Ephesus however is also one of the seven churches of Asia cited in the Book of Revelations, the site of several 5th century Christian Councils, the site of a large gladiators’ graveyard, would even be conquered by Alexander the Great, and may have even been the location where the Gospel of John was written.
Thanks to its ease of access from both the Adnan Menderes Airport and the port of Kusadasi, it’s a favorite attraction for locals and tourists alike.
Having done our research before hand it became apparent for the four of us that it would be cheaper to try and negotiate the bus up to the ruins – or find a driver that’d take us for a reasonable rate – than take advantage of the offered cruise shore excursion.
We ended up going with the latter after meeting Habib from Guven Taxi who gave us a rate of $80 Euro for the afternoon – payment upon return to the port.
Considering that entry to Ephesus is only $20 TL – approximately $11 CDN – it worked out to be less than half of what we’d paid if we’d gone through the cruise line package, though doesn’t include admission to the Terrace Houses, or the shrine of the Virgin Mary’s House located to the north of Ephesus at another site.
And a good decision it ended up being. Originally an employee with the ministry of tourism, Habib proved knowledgeable about the area – giving us a short tour in addition to our trip up to the ruins.
Tip: Because of the size of Ephesus it’s best to try and go with the self guided tour as the groups often move you through the ruins rather quickly. Audio tours are available at the entrance for rent, and are a cheaper alternative to the guides available for hire, though Lonely Planet has a great chapter on the location.

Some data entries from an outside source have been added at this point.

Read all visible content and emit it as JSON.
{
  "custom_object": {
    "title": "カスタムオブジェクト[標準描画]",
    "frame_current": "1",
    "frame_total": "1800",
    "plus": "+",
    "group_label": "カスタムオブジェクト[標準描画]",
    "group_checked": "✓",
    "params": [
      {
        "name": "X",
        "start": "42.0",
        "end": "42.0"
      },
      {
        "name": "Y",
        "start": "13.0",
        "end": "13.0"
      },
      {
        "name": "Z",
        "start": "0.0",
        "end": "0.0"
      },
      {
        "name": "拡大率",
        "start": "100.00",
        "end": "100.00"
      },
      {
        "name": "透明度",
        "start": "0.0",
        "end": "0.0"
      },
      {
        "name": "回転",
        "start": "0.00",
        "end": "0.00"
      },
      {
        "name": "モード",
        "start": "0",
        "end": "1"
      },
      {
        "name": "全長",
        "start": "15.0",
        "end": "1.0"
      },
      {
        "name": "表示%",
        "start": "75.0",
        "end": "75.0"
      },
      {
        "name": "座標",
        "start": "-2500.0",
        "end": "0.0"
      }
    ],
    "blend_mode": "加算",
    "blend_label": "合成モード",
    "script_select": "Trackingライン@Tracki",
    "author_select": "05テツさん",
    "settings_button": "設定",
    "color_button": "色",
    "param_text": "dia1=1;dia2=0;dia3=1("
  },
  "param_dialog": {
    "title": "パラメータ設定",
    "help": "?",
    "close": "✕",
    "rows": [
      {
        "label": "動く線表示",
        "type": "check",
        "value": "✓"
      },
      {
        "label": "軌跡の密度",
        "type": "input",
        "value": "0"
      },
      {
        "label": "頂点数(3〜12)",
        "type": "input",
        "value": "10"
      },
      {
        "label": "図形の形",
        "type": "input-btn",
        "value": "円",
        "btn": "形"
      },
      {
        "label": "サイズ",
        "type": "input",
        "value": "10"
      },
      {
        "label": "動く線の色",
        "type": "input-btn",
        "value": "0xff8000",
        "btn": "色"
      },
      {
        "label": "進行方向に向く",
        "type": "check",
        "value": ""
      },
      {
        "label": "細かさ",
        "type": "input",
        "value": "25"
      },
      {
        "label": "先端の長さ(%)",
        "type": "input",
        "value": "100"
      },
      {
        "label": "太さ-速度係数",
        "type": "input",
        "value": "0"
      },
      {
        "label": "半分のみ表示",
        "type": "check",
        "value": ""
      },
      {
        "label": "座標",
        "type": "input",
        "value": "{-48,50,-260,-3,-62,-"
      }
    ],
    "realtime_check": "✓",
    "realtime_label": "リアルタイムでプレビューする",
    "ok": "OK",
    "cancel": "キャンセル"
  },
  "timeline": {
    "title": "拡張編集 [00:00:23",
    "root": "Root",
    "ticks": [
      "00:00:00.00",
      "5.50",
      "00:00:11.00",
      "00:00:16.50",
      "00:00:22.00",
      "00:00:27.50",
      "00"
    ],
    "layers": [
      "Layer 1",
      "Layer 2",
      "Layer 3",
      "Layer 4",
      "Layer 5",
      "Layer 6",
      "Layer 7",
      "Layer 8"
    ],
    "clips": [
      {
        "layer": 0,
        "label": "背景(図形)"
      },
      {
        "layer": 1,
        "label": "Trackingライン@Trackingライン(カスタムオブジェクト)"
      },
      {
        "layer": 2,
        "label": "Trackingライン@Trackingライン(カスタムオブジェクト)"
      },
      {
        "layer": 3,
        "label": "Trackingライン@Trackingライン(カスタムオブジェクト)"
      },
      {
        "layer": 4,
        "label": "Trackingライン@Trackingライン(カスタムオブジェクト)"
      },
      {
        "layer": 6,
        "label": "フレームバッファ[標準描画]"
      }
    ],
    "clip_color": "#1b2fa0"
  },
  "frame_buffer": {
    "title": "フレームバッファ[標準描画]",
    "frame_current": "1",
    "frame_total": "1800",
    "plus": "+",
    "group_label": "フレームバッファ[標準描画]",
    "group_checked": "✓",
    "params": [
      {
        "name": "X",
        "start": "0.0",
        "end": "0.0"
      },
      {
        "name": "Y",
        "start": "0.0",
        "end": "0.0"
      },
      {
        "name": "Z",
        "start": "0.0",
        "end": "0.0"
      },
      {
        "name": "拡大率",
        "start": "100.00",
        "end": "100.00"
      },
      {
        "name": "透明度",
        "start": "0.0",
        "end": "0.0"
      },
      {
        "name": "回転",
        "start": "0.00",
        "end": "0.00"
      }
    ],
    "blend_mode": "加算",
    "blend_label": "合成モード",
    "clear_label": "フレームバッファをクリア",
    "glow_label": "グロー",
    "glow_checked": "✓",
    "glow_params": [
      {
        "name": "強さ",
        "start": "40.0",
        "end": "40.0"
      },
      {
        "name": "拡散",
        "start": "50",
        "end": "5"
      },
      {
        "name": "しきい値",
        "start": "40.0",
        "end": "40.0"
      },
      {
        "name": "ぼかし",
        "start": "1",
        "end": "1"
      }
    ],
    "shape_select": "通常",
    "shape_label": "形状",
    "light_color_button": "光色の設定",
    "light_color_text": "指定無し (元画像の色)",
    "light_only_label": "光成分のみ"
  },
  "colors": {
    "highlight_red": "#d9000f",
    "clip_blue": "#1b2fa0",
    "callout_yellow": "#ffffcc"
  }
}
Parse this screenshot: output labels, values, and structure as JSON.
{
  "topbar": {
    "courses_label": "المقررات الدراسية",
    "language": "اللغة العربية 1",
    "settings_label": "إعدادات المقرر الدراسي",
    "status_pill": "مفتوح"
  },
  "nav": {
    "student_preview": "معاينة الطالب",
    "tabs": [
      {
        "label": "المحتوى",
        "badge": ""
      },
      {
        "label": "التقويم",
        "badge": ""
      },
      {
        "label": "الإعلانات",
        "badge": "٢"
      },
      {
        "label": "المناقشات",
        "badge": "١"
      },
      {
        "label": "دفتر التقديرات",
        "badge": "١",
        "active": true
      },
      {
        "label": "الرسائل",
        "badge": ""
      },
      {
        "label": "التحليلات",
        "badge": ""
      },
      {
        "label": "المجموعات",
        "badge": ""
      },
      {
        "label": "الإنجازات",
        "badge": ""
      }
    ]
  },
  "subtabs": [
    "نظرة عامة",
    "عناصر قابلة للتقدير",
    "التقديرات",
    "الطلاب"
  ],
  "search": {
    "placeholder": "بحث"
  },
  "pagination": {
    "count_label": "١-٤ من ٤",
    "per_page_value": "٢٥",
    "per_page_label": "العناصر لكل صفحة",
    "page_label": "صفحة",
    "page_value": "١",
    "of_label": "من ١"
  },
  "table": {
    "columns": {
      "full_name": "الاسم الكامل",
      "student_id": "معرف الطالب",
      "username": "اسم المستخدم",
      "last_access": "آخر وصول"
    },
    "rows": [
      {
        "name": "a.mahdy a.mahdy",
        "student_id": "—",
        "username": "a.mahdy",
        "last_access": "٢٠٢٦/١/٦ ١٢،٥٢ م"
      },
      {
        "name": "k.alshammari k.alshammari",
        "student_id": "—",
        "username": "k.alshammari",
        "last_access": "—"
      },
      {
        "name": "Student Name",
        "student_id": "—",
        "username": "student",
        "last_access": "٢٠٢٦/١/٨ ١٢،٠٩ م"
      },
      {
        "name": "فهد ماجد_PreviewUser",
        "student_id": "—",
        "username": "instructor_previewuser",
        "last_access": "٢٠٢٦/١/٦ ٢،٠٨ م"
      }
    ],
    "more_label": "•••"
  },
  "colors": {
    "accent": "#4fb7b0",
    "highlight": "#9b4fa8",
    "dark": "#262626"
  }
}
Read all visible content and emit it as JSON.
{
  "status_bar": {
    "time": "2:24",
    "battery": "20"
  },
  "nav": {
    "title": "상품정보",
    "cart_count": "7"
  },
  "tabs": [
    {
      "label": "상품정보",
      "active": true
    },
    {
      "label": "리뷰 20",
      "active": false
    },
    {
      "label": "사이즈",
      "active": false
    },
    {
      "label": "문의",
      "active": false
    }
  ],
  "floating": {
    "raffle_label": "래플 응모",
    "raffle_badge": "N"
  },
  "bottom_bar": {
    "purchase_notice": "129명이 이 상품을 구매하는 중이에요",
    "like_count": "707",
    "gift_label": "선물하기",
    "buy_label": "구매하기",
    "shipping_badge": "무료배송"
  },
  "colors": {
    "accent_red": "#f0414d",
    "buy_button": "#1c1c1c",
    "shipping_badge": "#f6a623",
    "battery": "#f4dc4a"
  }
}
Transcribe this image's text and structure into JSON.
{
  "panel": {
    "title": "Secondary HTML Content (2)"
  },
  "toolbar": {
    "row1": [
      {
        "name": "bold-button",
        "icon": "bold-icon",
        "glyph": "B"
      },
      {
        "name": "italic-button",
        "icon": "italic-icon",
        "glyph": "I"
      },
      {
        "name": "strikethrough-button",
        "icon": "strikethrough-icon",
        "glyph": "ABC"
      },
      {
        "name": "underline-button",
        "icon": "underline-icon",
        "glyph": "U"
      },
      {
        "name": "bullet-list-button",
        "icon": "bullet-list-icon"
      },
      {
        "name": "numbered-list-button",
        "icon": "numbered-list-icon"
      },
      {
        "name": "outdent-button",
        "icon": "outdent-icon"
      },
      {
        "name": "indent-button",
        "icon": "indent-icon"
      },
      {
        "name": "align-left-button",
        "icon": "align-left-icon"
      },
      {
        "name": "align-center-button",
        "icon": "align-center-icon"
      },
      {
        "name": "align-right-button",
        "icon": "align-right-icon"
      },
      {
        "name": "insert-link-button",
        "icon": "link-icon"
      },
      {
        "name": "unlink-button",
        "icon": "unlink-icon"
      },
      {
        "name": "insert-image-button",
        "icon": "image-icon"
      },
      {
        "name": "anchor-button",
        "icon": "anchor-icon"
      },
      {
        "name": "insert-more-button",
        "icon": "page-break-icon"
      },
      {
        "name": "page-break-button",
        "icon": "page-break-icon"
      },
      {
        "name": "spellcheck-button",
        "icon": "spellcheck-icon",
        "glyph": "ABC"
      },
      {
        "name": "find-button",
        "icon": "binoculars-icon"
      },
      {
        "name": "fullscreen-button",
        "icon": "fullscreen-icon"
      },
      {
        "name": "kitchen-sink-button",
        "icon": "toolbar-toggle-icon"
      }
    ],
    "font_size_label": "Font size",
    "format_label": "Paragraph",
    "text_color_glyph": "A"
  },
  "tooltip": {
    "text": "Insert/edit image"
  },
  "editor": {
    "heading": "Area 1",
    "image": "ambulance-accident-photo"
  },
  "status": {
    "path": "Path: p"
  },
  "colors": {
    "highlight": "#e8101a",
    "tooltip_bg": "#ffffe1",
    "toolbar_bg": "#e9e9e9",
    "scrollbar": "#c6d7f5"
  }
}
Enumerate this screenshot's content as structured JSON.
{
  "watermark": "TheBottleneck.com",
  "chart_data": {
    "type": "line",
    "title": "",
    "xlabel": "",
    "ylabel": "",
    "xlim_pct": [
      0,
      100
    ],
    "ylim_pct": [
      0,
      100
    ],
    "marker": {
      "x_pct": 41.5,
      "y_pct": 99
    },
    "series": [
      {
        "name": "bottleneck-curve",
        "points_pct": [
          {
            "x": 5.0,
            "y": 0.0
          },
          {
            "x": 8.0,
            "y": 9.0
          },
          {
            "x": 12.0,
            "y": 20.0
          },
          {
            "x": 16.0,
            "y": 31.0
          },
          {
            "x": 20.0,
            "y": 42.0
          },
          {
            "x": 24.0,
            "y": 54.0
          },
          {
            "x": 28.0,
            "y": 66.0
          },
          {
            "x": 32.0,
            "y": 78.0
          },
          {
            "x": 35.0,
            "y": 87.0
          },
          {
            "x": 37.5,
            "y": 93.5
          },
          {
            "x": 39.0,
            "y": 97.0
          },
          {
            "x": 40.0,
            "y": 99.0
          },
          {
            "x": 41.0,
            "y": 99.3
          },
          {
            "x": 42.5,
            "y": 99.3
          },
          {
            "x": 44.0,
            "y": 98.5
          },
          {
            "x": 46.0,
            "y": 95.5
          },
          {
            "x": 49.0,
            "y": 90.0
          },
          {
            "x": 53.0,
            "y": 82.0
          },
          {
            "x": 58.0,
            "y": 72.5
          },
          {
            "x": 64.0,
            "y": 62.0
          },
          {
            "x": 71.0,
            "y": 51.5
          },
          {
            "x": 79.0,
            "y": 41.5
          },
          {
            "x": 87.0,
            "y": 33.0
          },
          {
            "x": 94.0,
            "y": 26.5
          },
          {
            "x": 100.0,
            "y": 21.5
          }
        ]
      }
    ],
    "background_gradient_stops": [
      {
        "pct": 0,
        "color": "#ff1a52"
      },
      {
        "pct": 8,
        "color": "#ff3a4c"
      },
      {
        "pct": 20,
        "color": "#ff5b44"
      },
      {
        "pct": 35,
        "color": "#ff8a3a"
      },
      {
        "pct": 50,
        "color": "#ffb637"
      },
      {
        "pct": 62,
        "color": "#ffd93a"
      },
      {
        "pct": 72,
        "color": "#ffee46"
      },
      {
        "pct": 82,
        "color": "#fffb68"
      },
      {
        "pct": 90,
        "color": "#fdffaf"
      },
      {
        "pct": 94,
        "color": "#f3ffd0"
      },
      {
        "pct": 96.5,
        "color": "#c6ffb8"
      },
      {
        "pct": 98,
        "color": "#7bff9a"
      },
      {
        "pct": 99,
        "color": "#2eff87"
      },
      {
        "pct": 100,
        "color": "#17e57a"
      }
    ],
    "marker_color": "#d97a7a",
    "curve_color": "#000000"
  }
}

Also in the case of this site, it’s best to start at the northern end, and make your way down to the southern entrance. Not only does that make the majority of the walk downhill, but you also save the impressive Library of Celsius for the end.